Pipes (in code)
A pipe is a form of redirection that is used in Linux and other Unix-like operating systems to send the output of one program to another program for further processing. It is a temporary direct connection between two or more simple programs. This connection makes possible the performance of some highly specialized task that none of the constituent programs could perform by themselves. It allows them to operate simultaneously while data is transferred between them continuously. *
Pipes (in poem)
In poem, a pipe is an intentional disruption of metre. Thus, it redirects. It signals that a connection is to be made with the words preceding the pipe and the words succeeding the pipe.
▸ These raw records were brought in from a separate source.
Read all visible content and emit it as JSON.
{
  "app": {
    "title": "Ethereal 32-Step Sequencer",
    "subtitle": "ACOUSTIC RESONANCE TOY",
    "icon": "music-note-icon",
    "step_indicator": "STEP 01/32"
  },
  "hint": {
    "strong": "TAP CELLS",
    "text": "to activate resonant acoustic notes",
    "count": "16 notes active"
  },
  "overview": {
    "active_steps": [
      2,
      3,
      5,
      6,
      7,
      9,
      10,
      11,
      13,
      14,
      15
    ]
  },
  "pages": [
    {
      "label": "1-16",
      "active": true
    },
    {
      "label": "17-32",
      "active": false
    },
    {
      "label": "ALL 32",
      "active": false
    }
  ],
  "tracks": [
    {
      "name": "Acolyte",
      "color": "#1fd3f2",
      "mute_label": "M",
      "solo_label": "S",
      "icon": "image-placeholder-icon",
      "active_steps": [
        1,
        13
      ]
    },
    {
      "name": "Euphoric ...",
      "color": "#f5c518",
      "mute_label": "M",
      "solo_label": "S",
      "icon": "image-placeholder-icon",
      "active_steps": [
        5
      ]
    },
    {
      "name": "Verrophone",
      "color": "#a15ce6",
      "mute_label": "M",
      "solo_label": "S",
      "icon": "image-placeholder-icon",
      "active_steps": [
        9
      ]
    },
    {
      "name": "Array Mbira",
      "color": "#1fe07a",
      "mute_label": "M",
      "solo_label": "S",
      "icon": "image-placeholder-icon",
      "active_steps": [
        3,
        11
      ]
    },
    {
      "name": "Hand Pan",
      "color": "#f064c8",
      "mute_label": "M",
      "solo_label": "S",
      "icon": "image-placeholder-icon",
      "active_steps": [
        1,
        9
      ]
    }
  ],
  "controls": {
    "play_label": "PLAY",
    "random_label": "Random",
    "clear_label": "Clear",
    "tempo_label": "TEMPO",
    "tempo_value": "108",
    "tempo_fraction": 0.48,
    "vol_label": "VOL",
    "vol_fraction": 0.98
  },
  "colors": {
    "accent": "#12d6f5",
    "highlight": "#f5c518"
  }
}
Each nexus (group of letters, words, lines or stanzas—the fore and the aft) should be understood as an independent entity with meaning. It is in the interpretation of the pipe (not the nexuses), where the generative meaning of the poem lies. This collaborative meaning is the specialized task performed that neither nexus was able to accomplish without its counterpart (or the pipe). Each nexus holds its individual meaning while creating a new and shared meaning with another nexus.
The words, although the first experience of the user, are secondary. The pipe reveals the primordial meaning. **
It is helpful to think of a poem containing a pipe(s) as a puzzle—a mystery. The designer establishes a conversation with the player through use of common written words. The pipe is the primitive solution to the puzzle. The maker wants the player to figure it out and does so by teaching them a new language—one that expands the imagination and allows them to see what previously was hidden. ***
A pipe is designated by the vertical bar character (|). It should be read aloud as \ ˈpīp \. It is appropriate to pause both before and after pronouncing the pipe. Poems containing pipes should be read at least once top to bottom, and at least once bottom to top. By oscillating the order of the reading, the interpreter reinforces the ideas of simultaneousness and continuousness as the interpretation of the pipe begins.
I am a
The immediate, yet secondary, interpretation:
It is a poem about loneliness. The sparse aesthetic structure itself and the sheer scarcity of words suggest isolation—even depression. It has a certain present sadness.
To interpret the pipe:
First, the meaning of nexus one(Nx1):
It is a collection of words about personal identity…seemingly incomplete. What are you?
Second, the meaning of nexus two (Nx2):
It is a collection of letters meaning solitary or isolated
The reader begins to hear and feel that the pipe is actually dividing a word—“alone”. The pipe (Pp1) is a division.
The intersection of nexuses defines the pipe:
A division between what should have been the object for the statement “I am a _____”. The writer’s identity is unclear and divided.
It is a poem about obstructed identity. It is about the struggle between two conflicting projections of who the writer actually is.
The secondary interpretation still holds true. Depression via isolation is an outcome of the interior struggle, but it is not the primary meaning of the poem. This primary meaning is found through the collaboration of nexuses via the pipe.
A Response to a Common Critique
Couldn’t I deploy the same meaning to the reader without the pipe? I could use more words, stanzas, etc. to explain my position.
I answer: Yes—of course. By all means.
The purpose of the pipe is to intentionally not use the language of written words. The purpose of the pipe is initiate imaginative thought in which words can become unnecessary—even restrictive. In the above example, when we say, “The poem is about obstructed reality,” we fall short because the language of written words is by nature finite. To go back to the puzzle analogy, the maker desires to teach a new language—one without written words. The contemplative space that the puzzle is solved in becomes the place of discovering meaning. There is no need to write it down (indeed there may not be words) lest you find yourself in a discursive discussion as outlined above. Our current societal organization demands just such discussion—hence my writing of this essay. It is, however, interesting to think of a time when such academic discussion will be unnecessary. Written language (although an amazing innovation of which our gratitude to our predecessors is appropriate) may not be the end game. It may be a starting point.
*Content adapted from the Linux Information Project.
**The Philosophy of Organism developed by Alfred Whitehead and Twistor Theory developed by Roger Penrose were responsible for the thought in this section.
***The writing of Brit Marling and Zal Batmanglij for the episodic film The OA helped me to develop this section.
Header photo credit: Denny Muller